● TASK DESCRIPTION:
Report only how many lines of the entries below contain the string "economy".

▽

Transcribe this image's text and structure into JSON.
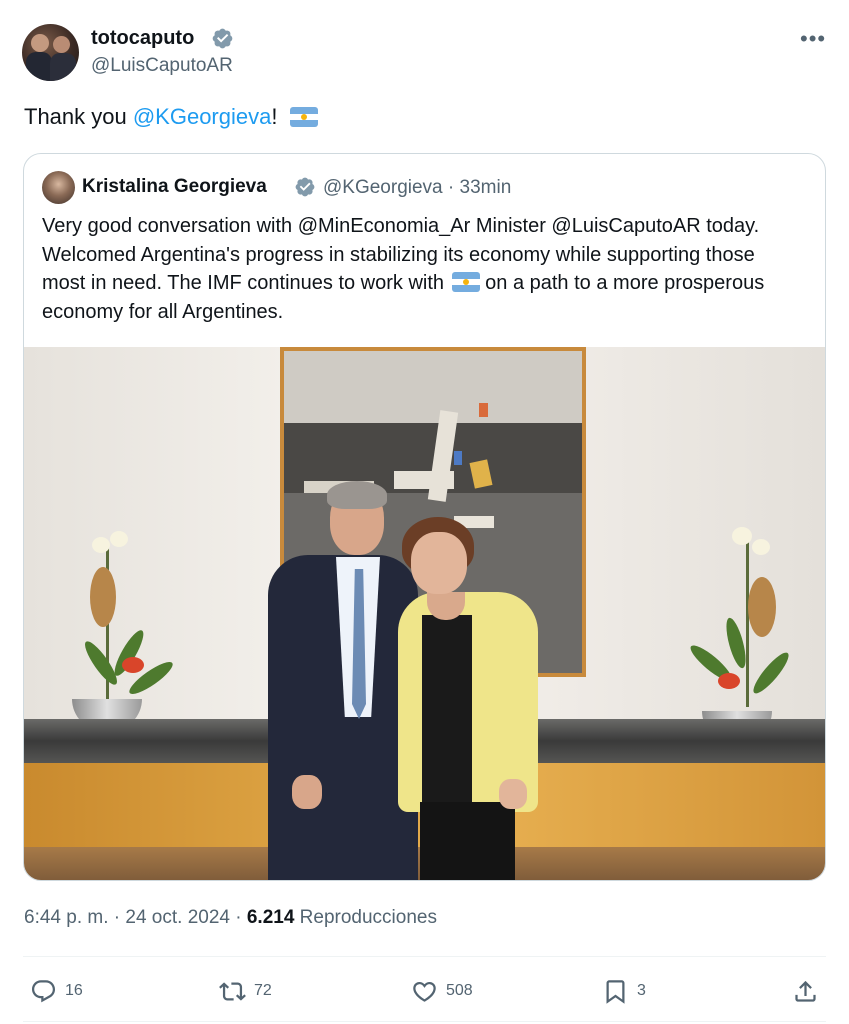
{
  "author": {
    "display_name": "totocaputo",
    "handle": "@LuisCaputoAR",
    "verified": true,
    "avatar": "avatar"
  },
  "more_icon": "more-horizontal-icon",
  "tweet": {
    "text_prefix": "Thank you ",
    "mention": "@KGeorgieva",
    "text_suffix": "!",
    "emoji": "flag-argentina"
  },
  "quote": {
    "display_name": "Kristalina Georgieva",
    "handle_time": "@KGeorgieva · 33min",
    "verified": true,
    "text_part1": "Very good conversation with @MinEconomia_Ar Minister @LuisCaputoAR today. Welcomed Argentina's progress in stabilizing its economy while supporting those most in need. The IMF continues to work with",
    "emoji": "flag-argentina",
    "text_part2": " on a path to a more prosperous economy for all Argentines."
  },
  "meta": {
    "time_date": "6:44 p. m. · 24 oct. 2024 · ",
    "views_count": "6.214",
    "views_label": " Reproducciones"
  },
  "actions": {
    "replies": "16",
    "reposts": "72",
    "likes": "508",
    "bookmarks": "3"
  },
  "colors": {
    "link": "#1d9bf0",
    "verified": "#829aab",
    "text_secondary": "#536471",
    "border": "#cfd9de"
  }
}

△

● ANSWER TO THIS TASK:
2